When it comes to a rental property, it is generally the responsibility of the landlord to ensure that the home maintains a certain level of habitability. But what exactly does that entail?
In Florida, landlords must make any necessary repairs within seven days of the tenant requesting it. The following are the responsibilities that landlords in Florida have regarding the condition and habitability of the home:
- The structure of the home.
- Functioning plumbing and sanitation systems.
- Access to clean and safe running water.
- Working electrical outlets and wiring.
- Garbage removal (for multifamily rental units).
- Pest control (for multifamily rental units).
- Heating (if mentioned in the lease agreement).
- Mold removal (if mentioned in the lease agreement).
- Bed bug removal (if mentioned in the lease agreement).
Housing Discrimination Laws in Florida
According to the Federal Fair Housing Act, it is prohibited for a landlord to discriminate against any tenant on the basis of race, color, national origin, religion, sex, familial status, or disability. Additionally, Florida provides further protections to tenants who are pregnant.
Most states have their own set of rules regarding the collection of security deposits from tenants. Florida is no different!
Security deposits may be withheld to cover unpaid rent, the cost of damages from lease violations, and the cost of repairs for damages caused to the rental home that go beyond normal wear and tear. At the end of the tenancy, landlords have 15 days to return the security deposit, or what remains of it after deductions, back to the tenant.
While many other states have a limit to how much a landlord may charge a tenant for a security deposit, Florida does not. You should consider including details on your policy for returning a security deposit if tenants break their lease early.
Required Landlord Disclosures
All landlords in the state of Florida are required to provide a certain set of disclosures to their tenants prior to the lease being signed. These disclosures are typically included in writing in the lease agreement.
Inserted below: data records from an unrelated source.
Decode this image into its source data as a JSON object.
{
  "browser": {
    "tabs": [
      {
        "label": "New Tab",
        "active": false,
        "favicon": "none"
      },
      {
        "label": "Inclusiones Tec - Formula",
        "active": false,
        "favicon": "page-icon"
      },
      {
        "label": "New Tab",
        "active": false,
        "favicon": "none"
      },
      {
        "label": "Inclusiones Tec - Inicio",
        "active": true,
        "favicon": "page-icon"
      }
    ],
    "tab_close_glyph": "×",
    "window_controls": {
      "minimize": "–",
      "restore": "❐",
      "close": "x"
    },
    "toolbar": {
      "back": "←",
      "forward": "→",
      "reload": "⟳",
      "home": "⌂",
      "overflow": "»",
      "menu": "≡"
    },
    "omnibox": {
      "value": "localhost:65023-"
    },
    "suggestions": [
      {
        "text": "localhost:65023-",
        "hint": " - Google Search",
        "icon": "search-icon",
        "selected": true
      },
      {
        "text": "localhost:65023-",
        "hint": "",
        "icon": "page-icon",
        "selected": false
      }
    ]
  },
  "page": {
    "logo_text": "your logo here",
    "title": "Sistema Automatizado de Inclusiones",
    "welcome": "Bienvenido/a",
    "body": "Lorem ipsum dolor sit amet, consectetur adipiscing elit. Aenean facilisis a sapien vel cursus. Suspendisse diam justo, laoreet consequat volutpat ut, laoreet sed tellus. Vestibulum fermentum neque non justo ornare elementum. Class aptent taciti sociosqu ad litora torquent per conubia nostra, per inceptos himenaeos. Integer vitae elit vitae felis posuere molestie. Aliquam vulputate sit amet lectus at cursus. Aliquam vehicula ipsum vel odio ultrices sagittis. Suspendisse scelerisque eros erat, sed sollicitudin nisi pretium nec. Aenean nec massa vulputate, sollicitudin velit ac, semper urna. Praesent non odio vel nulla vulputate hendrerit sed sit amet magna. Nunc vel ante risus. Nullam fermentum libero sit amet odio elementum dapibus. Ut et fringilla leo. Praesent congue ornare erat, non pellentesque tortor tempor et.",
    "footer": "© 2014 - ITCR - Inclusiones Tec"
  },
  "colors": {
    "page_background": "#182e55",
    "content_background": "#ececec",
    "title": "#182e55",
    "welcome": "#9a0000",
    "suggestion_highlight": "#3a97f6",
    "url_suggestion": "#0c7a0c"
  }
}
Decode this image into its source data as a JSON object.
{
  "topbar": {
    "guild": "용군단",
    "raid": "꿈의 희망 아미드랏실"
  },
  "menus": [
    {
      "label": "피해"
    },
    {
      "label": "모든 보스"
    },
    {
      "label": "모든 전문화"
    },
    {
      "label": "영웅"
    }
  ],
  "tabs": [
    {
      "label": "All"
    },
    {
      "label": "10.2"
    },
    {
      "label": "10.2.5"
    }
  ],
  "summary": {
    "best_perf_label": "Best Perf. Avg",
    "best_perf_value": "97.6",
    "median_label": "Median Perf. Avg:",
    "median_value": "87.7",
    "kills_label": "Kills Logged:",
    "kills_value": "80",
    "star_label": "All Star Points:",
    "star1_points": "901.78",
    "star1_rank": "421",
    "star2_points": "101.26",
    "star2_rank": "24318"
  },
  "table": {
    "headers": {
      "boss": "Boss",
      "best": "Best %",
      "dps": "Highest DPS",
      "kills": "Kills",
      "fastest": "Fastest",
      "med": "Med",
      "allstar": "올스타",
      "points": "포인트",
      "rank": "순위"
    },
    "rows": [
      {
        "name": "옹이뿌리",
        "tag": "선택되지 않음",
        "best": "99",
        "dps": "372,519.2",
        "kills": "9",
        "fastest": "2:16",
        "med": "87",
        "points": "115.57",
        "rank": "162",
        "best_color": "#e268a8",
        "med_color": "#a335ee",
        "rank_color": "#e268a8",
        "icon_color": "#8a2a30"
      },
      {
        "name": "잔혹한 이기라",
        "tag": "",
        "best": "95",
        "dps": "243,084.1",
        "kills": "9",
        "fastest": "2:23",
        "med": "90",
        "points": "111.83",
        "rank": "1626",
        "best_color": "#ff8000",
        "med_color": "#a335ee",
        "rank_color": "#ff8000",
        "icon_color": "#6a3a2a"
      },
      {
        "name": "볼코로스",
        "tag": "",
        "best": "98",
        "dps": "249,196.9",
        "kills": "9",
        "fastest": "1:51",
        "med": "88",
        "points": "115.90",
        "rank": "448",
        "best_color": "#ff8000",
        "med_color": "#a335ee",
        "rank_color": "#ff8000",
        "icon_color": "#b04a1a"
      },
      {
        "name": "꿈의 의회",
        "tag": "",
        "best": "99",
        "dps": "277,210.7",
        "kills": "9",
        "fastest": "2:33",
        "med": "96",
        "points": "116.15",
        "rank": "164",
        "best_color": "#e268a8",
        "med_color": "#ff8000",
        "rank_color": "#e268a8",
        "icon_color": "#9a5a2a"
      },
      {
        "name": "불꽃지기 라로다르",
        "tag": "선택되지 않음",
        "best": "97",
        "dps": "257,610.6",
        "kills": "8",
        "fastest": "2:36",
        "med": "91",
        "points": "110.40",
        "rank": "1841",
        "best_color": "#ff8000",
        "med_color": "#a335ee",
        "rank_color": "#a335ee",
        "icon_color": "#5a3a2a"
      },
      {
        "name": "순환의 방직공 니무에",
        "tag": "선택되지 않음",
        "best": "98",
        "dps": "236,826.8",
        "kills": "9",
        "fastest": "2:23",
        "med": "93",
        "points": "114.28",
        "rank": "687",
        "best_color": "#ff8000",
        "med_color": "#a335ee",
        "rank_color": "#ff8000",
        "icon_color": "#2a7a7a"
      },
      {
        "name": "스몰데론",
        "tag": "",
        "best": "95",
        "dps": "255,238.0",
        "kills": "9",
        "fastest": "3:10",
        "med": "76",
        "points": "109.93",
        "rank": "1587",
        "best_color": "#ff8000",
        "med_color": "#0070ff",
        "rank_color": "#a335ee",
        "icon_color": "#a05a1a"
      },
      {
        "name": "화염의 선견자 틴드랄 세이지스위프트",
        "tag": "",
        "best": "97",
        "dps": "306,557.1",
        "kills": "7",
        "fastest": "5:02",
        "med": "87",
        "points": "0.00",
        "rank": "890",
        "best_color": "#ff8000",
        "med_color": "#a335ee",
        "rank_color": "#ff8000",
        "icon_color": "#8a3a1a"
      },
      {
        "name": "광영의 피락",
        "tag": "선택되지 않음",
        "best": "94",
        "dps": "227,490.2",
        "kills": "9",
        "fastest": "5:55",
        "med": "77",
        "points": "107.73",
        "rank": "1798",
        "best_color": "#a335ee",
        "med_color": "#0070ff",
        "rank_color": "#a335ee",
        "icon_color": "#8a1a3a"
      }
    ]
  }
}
The following are the mandatory disclosures in Florida:
- Authorized authorities: In Florida, landlords must provide their tenants with the full names and addresses of all owners and managers of the rental property. This must also include any intermediaries who are certified to act on the behalf of the property owner.
- Security deposit holdings: This disclosure is necessary for landlords who ask for a security deposit for a rental property with five or more individual units.
- Lead-based paint: For rental properties that were built prior to 1978, landlords are required to provide their tenants with comprehensive information about lead-based paint on the property.
- Radon gas: Landlords in Florida are required to provide tenants with information about radon gas, regardless of whether or not it is present in or around the unit.
Renter’s Right to Withhold Rent
As mentioned above, it is the landlord’s responsibility to maintain a habitable living environment in the rental property and to make any necessary repairs in a timely manner. In Florida, repairs must be made within seven days of a written request from the tenant.
If the landlord fails to do this, then the tenants have multiple options, including withholding rent and making the repairs themselves and deducting the cost from the following rent payment.
Small Claims Court
Conflicts between landlords and tenants can unfortunately be quite common. Should any conflicts progress into court action, Florida’s small claims court can be used to settle issues that are valued at $5,000 or less, and the eviction process is entirely different.
There you have it! We hope that our guide to the local landlord-tenant laws was helpful to you as you navigate owning a rental property in Florida. If you have any further questions about these laws or any other aspect of your property management needs, don’t hesitate to call our knowledgeable and professional team here at Keyrenter Tampa.
Contact us today, we’re always happy to help!
Disclaimer: This blog should not be used as a substitute for legal advice from a licensed attorney in your state. Laws change, and this post might not be updated at the time of your reading. Please contact us for any questions you have in regards to this content or any other aspect of your property management needs.